Someone’s eavesdropping.

Smart Speakers

In 2013, Google added a voice recognition system which can be activated by speaking some keywords. Then we got Google’s Nest/Home In 2014, Apple made Siri work the same way and it’s speaker called as Apple’s Homepod then Amazon launched a much simpler system. Amazon Echo, a voice-activated smart speaker whose main purpose was to interact with a voice.

These are nice to have with us but they collect a lot of data about us by its design. They listen to our commands, record them and those recordings may be stored and accessed by the company itself. They can be used to make very sophisticated profiles of us i.e the users as they have tons of ways to use user’s data but, we don’t certainly know what they are. This doesn’t mean that they are not good and not useful. They are, but we have to take care of the privacy options before using these.

More popular than ever

This changed the world. As per statistics, almost 50% of searches are done with the help of voice assistant smart speakers mostly made by Amazon, Google, Apple and others made by third-party companies that incorporate Amazon’s Alexa and Google’s Assistant. Companies put these speakers on heavy discounts on holidays and special occasions and make them very affordable. And Furthermore Covid-19 pandemic served as a boost for the sales as users made a gradual change to these items for entertainment purposes than other priorities.

Smart home devices make our lives easier in different ways. Mostly it can play desired songs, answer our questions, give a brief idea of the weather, control smart lights and fans and many more which are just received from our verbal commands. It’s great for everyone like older people who might have mobility issues or for tech-savvy people who have always wanted to control things through their voices.

Even though these are quite affordable for most of us, it becomes costly when we need to get other smart devices like bulbs, fans, plugs, cameras etc which bumps up the overall cost.

But there’s another cost — Privacy

We might not be comfortable if someone asks us to give all our data to one of the largest tech companies in the world- the biggest personal data collectors in our homes. And we have the right to be concerned about what the devices are listening, recording and storing.

Researches have shown that most smart speaker’s owners are not aware that these devices are storing their recordings or that they might be reviewed by personnel of the companies.

How and Why?

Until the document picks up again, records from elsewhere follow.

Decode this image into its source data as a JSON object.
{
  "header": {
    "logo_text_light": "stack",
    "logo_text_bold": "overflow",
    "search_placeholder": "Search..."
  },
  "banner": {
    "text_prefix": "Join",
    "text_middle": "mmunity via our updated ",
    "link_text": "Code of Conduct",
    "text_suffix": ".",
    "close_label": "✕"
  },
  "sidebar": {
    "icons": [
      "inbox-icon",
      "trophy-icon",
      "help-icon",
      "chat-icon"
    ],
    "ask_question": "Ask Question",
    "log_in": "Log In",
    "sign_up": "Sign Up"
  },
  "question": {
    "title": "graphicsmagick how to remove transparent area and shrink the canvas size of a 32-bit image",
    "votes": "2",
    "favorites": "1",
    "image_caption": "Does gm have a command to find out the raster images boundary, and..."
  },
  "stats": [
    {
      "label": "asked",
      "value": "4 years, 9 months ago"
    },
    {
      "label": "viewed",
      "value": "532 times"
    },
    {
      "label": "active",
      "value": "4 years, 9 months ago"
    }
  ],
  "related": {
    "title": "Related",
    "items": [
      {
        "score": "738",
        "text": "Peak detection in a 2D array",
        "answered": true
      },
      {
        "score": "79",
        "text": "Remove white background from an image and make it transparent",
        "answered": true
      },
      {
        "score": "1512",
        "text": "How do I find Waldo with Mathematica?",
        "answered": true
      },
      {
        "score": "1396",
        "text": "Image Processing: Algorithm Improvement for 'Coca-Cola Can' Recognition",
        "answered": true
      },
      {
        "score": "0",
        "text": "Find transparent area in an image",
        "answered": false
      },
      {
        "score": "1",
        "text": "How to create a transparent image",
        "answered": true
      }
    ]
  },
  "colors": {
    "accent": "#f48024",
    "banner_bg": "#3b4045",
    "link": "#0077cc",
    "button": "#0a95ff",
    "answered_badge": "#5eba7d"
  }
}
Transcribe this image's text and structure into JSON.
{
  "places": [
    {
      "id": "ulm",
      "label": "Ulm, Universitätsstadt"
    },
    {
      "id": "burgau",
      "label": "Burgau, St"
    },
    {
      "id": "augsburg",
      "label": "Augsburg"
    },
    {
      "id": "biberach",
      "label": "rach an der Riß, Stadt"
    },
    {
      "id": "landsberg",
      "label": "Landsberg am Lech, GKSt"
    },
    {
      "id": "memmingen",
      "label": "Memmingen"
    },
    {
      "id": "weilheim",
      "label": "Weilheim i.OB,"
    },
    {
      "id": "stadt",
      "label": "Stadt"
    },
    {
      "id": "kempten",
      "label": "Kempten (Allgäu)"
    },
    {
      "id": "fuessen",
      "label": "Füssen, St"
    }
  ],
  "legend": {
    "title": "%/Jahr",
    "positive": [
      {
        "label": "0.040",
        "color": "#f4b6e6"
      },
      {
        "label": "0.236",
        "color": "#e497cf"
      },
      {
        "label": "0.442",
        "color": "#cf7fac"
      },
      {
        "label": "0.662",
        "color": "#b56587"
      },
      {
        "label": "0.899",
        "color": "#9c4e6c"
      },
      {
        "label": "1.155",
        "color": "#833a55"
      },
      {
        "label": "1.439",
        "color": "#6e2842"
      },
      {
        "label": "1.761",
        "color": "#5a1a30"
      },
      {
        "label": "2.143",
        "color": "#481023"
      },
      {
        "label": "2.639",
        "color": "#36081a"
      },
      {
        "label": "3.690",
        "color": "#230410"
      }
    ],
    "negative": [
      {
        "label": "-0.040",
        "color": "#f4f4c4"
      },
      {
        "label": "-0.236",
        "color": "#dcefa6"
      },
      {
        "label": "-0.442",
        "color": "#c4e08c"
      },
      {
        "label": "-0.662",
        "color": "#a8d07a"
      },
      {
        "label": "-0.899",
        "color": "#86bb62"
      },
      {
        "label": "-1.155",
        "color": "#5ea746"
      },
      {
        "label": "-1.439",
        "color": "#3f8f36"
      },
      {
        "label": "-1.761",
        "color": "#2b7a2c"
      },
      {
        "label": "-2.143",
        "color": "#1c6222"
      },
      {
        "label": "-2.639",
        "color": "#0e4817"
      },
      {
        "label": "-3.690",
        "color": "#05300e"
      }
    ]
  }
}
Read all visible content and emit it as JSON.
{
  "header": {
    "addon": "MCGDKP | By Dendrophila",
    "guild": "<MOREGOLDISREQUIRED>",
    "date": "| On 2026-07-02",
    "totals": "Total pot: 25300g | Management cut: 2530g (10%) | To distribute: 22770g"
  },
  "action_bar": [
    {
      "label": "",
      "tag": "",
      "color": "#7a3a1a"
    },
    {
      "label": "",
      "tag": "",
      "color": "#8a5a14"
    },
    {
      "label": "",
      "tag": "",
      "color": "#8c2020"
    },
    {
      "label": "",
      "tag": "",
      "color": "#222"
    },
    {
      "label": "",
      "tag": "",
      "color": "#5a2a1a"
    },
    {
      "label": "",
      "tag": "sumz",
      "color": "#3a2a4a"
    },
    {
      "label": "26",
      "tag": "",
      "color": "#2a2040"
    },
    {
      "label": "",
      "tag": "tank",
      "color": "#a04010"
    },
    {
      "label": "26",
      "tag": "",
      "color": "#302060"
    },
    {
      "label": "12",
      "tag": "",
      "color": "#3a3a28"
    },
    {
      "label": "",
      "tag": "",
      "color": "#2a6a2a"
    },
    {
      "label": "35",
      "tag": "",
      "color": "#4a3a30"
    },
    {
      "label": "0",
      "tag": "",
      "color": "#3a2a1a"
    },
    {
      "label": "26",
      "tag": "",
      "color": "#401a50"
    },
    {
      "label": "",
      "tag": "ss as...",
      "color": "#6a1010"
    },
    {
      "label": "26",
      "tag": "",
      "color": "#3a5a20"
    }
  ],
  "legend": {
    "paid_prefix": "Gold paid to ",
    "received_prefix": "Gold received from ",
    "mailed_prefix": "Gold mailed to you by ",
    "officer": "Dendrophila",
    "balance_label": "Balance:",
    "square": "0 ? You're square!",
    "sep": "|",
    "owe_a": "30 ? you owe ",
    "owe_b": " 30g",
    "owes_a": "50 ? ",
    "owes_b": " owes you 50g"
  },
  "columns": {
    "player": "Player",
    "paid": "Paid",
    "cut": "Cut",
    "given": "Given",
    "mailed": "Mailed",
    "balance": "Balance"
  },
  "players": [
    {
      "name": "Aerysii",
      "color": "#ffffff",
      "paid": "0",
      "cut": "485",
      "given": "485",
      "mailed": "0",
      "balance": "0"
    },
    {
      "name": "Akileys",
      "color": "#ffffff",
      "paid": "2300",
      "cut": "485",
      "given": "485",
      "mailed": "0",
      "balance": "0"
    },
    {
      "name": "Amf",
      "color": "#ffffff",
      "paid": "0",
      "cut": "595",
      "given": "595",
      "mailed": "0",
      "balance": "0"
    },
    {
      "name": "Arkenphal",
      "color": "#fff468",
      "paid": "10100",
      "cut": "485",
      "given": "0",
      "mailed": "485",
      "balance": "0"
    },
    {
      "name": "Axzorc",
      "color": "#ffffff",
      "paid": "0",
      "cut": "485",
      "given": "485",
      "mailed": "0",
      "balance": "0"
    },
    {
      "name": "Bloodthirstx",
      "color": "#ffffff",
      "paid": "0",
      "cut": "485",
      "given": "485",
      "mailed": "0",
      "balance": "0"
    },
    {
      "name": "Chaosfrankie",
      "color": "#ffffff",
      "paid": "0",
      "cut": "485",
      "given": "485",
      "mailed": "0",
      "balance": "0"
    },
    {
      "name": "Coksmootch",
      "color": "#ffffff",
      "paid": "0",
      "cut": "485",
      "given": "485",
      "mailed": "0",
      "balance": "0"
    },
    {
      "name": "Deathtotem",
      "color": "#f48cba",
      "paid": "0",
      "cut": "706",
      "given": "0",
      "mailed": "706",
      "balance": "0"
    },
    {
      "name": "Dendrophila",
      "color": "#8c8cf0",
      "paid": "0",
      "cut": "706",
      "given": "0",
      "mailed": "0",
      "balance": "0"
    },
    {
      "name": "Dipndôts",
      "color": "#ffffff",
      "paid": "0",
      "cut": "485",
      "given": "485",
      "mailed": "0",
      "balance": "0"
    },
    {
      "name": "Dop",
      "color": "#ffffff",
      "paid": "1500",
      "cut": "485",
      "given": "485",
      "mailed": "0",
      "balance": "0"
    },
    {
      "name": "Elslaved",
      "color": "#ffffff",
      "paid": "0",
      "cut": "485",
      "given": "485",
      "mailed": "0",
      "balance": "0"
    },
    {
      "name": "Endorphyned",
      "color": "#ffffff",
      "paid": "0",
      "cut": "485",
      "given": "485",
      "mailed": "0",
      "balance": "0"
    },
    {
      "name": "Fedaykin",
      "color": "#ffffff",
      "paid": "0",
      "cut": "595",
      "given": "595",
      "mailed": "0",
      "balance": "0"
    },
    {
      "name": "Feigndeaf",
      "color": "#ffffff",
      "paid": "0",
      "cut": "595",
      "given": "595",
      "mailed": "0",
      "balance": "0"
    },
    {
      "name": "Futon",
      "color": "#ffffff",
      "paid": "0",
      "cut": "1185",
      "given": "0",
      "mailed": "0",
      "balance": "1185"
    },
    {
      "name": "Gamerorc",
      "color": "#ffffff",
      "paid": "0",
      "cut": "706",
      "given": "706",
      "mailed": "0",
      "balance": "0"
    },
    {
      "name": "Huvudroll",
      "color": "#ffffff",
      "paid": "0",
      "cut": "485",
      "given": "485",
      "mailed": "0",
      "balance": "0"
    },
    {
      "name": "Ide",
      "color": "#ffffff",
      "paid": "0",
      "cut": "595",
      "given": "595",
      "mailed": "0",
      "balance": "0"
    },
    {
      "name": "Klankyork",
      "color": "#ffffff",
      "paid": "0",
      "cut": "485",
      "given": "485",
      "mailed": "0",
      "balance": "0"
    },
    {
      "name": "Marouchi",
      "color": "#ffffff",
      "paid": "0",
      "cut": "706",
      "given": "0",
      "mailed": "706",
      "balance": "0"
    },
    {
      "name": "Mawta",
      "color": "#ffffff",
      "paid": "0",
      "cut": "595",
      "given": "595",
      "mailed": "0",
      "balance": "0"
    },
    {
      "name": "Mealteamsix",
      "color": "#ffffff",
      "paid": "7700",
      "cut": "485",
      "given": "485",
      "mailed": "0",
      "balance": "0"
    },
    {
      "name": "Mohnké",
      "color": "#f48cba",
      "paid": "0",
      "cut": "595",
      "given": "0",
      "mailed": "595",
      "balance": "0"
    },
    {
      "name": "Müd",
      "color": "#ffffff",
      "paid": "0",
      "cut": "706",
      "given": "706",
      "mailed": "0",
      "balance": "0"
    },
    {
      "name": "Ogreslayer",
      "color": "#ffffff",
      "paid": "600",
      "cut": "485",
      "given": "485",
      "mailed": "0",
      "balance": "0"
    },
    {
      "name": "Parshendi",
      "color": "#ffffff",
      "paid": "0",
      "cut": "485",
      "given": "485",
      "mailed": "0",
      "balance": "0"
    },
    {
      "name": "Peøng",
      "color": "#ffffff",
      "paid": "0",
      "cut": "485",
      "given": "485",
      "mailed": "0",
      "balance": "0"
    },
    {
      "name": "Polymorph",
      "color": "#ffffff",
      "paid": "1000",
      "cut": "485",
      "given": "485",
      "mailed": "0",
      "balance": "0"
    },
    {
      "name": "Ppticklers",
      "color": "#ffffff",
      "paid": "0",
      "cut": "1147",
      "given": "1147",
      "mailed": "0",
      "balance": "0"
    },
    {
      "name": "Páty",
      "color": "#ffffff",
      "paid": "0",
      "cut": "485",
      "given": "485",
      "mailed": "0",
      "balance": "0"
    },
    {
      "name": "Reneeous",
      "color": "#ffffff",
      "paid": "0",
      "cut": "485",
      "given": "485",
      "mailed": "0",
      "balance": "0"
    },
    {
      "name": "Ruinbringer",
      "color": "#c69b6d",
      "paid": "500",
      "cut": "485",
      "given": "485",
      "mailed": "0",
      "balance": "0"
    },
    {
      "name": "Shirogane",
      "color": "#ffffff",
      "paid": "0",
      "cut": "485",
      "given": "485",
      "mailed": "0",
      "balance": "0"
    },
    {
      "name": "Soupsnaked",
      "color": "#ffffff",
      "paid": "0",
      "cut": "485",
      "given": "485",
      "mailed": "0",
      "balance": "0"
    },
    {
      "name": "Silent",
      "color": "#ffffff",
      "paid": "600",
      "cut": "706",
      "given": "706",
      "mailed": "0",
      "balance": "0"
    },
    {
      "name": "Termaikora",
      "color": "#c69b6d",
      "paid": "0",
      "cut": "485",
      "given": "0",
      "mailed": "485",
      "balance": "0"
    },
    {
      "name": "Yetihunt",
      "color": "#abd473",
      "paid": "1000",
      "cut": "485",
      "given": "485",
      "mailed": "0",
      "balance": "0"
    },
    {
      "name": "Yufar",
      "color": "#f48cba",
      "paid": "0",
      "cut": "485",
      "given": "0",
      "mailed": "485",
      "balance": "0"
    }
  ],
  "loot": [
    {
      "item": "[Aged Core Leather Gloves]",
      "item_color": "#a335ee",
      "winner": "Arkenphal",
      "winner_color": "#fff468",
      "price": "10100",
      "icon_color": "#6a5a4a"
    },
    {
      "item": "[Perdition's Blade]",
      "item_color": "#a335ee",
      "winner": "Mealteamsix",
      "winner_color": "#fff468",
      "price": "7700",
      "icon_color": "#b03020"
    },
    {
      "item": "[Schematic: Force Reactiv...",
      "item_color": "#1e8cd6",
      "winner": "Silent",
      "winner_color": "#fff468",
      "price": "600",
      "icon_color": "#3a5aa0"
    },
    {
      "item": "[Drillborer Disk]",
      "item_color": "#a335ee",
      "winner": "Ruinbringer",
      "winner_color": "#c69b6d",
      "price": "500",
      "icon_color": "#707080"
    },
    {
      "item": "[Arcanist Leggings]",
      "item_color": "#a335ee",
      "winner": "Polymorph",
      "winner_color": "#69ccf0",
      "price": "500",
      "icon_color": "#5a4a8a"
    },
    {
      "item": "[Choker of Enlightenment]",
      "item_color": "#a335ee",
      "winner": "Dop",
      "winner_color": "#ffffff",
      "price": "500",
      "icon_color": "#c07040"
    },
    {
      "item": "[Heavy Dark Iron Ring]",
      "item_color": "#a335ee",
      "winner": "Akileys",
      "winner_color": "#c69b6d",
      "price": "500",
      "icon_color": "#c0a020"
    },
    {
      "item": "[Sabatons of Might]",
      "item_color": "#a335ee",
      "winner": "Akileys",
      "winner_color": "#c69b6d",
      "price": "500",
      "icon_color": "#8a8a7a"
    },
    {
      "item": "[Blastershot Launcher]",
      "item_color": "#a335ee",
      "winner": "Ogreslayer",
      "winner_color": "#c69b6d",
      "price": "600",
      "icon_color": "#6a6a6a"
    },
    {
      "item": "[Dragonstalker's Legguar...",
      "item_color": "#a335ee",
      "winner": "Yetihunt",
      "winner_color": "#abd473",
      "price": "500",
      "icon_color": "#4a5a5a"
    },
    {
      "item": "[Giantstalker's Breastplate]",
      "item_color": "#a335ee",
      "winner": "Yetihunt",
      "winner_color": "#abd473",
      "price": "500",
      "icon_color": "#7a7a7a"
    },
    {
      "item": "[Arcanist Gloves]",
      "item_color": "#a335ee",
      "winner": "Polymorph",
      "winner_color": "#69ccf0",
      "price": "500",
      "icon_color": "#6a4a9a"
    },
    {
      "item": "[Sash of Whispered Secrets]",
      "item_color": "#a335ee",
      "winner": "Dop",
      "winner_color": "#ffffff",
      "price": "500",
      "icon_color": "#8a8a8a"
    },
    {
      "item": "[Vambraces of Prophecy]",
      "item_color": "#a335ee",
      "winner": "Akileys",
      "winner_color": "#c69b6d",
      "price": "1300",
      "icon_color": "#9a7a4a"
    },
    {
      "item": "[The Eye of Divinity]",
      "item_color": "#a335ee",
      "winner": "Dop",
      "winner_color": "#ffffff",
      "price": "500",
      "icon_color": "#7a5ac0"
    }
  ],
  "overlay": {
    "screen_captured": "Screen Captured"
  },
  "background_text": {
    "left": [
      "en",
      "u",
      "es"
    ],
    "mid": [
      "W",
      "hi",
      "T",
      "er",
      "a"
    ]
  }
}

Firstly, Yes, all smart speakers listen to us in order to work. This system is not that complicated as most humans think. Essentially it’s just a microphone that connects to the internet. It records our query, sends that recording to the company’s server, which analyzes and finds the answer that happens instantaneously.

Even though we forget the question we asked, the company seems to remember it. The developer teams of the companies constantly work in order to refine and improve the algorithms for the smooth functioning of these voice-recognition systems. Under some circumstances, it might not understand our questions and hence the companies hire people to check such questions and analyze why the algorithm wasn’t able to answer it and hence refine it more.

So yeah, that means there is someone who might listen to your certain requests. The chances of us getting recognised just by our voice are extremely small. But there have also been some situations when the recordings are turned over to law- enforcement for investigation purposes.

Amazon, Google, Apple, all provide an option not to have their recordings saved and reviewed by the companies, thanks to public pressure. We can delete all the recordings we have. Some of them also have options to disable microphones when not in use for a short period of time.

The Privacy concern is real

Google says it ‘may use’ the interactions with Google Assistant to target ads. But we can go to privacy settings and disable Ad personalization to prevent this and hence we can trust the company as they respect our choice. On the other hand, Amazon, it has never opened upon such questions. So, it might be having our data to use in the future which we might not be even aware of. An example of this is Amazon’s Sidewalk, a free odd feature. What it does is that it creates a shared network that helps multiple Amazon Echo devices, Ring Cameras, Lights and motion sensors work better at home and can support other devices to work efficiently in the community. It uses Bluetooth and radio frequencies to connect all the devices with each other in the community and convert it into a Smart neighbourhood.


But Amazon hasn’t told us much about the service other than its functioning and a privacy statement that even though our neighbour’s devices are connected they won’t be able to access any of our information. Another problem is that Amazon’s echo users get added to Sidewalk automatically unless and until they disable this option in the privacy settings. Amazon never bothered to answer as to why users get added to this feature beforehand.

This huge popularity of having a Smart Home containing smart speakers shows that we have entered into a new course of technology which is built by companies whose one of the main goals is to learn everything they can about us. But, what they may do with the information is still an Enigma for the world.